Last updated: November 15, 2013 7:36 pm
European gas prices hit seven-month highs on Friday in anticipation of cold weather, and amid concern about supplies from Libya and Russia.
Day-ahead UK gas prices hit 70.35p a therm and have climbed more than 10 per cent this month, according to Bloomberg data. Meanwhile in mainland Europe, month-ahead prices at the Dutch TTF gas hub climbed to €28.38 per megawatt-hour and are up 8 per cent so far in November, says Bloomberg.
The move was partly seasonal, with gas prices expected to climb as winter approaches in order to draw gas out of storage.
“Last week we had prices which were lower than at some points in summer, so we did need higher prices in order to attract all of the available supplies,” said Thierry Bros, senior European gas analyst at Société Générale.
But there were also concerns about supplies.
A pipeline from Libya to Italy operated by Eni, the Italian energy company, has been closed since Wednesday, according to people familiar with the situation, as protests that have crimped the supply of oil from the North African country spread into the gas sector.
Berber tribesmen who are demanding greater representation in the government have been protesting at Eni’s facilities in the northern port city of Mellitah for several weeks. This week they ordered a halt to flows through the gas pipeline to Italy.
The pipe has a capacity of about 11bn cubic metres per annum. While that is a small fraction of European demand, which is estimated at more than 450bcma by Société Générale analysts, supplies to Italy from Algeria have also fallen this year.
Shortages in the Italian market can feed through into the rest of Europe, if Italy imports more gas from Russia, leaving less gas available for the rest of Europe.
The Russian gas giant Gazprom also raised the prospect of supply shortages this week, when it warned on Thursday that Ukraine had not put enough gas into storage ahead of winter. A key Russian gas pipeline to Europe passes through Ukraine, and the country could turn to the pipeline for additional supplies if it runs short of gas.
In 2009 Russia cut off supplies to Ukraine during a dispute, leading to shortages in the rest of Europe.

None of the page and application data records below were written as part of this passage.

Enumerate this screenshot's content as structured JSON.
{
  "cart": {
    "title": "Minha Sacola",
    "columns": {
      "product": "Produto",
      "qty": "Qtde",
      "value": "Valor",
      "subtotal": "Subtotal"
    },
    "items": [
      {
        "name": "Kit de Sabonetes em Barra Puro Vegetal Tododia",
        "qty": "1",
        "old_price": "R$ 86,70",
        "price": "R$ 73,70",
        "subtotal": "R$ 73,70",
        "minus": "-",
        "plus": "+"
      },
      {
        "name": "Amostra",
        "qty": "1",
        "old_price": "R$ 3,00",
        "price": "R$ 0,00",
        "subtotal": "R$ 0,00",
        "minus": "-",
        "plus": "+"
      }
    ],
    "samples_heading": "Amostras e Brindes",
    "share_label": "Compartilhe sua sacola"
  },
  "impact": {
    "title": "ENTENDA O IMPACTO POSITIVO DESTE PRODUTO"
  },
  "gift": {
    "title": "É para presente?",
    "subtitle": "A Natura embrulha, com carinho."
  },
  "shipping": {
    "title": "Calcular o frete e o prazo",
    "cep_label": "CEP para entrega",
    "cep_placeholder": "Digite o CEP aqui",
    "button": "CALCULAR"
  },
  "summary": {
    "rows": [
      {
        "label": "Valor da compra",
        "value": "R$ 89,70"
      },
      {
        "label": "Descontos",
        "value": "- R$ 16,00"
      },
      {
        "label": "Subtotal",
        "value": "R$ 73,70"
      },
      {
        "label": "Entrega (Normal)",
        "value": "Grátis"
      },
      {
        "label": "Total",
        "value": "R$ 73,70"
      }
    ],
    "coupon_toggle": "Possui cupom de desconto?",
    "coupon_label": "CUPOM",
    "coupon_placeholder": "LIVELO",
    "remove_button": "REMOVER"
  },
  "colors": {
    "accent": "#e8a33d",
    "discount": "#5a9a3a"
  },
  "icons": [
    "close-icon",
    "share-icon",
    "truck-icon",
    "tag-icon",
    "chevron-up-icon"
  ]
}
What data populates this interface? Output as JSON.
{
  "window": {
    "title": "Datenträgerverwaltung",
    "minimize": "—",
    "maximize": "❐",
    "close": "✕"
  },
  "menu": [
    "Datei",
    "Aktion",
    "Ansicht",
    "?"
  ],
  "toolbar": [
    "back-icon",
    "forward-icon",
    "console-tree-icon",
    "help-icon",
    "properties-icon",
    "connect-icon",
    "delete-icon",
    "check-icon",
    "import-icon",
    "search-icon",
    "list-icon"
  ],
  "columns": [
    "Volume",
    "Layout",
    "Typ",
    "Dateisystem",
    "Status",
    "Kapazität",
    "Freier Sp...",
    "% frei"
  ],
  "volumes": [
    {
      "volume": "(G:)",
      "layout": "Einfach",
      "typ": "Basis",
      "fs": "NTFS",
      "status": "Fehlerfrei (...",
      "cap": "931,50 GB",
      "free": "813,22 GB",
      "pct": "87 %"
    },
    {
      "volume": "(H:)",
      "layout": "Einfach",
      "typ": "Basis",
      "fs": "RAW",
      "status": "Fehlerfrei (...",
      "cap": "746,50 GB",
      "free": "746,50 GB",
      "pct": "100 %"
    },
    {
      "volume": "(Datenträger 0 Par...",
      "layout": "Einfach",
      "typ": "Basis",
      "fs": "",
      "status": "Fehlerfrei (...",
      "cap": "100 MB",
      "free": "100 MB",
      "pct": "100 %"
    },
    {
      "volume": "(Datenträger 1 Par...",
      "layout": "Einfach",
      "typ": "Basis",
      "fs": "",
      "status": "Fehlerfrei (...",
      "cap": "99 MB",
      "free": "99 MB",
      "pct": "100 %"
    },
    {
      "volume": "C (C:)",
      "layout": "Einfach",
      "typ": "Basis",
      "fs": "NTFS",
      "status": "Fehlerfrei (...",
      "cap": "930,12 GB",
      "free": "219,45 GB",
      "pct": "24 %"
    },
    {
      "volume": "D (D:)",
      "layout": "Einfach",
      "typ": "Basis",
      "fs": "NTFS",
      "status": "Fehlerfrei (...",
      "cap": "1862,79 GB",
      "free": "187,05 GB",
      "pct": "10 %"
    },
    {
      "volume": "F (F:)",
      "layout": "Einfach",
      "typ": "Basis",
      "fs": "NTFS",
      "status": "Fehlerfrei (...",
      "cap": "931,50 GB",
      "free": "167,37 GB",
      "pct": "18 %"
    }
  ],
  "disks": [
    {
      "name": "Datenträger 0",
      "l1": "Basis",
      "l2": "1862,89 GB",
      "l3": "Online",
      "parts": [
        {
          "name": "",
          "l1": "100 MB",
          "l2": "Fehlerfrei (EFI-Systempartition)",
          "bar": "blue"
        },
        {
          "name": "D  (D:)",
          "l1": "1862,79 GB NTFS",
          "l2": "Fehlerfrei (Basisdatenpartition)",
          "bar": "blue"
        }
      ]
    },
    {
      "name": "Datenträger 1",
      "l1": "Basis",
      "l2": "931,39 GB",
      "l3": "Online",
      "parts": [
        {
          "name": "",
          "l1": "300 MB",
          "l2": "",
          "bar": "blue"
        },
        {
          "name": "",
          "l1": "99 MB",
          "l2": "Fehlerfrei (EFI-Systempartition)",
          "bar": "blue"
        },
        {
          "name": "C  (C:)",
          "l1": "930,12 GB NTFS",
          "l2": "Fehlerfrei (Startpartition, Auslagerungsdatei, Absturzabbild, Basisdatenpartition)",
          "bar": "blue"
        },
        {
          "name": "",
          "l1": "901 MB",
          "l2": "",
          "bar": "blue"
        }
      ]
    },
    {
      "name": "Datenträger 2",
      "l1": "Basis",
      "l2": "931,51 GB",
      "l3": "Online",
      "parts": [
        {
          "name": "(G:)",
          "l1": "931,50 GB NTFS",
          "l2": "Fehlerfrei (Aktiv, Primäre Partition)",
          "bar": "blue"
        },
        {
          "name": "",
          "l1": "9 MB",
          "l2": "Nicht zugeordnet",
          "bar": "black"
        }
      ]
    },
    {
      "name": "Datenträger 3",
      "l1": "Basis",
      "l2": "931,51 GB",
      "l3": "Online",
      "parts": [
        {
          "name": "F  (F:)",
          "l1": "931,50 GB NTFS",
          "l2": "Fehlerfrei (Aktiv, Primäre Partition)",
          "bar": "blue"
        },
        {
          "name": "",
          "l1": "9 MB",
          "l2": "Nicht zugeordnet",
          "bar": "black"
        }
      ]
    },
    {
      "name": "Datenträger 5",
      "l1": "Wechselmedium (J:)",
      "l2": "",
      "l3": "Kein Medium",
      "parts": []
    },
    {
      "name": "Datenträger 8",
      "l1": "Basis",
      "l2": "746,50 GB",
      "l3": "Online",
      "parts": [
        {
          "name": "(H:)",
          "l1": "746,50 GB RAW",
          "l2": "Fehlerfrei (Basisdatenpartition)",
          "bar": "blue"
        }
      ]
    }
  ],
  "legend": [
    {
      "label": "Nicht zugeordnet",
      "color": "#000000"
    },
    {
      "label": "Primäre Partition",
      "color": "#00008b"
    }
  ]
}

But analysts said that a similar event would have less impact on Europe today, because Russia has since developed an alternative pipeline that does not pass through Ukraine, while Europe’s long recession has also reduced consumption.
“Europe is in a much better position to cope with supply disruptions than in 2009, largely because demand has fallen,” said Siamak Adibi, a senior consultant at Facts Global Energy in London.
Copyright The Financial Times Limited 2015. You may share using our article tools.
Please don't cut articles from FT.com and redistribute by email or post to the web.
Sign up for email briefings to stay up to date on topics you are interested in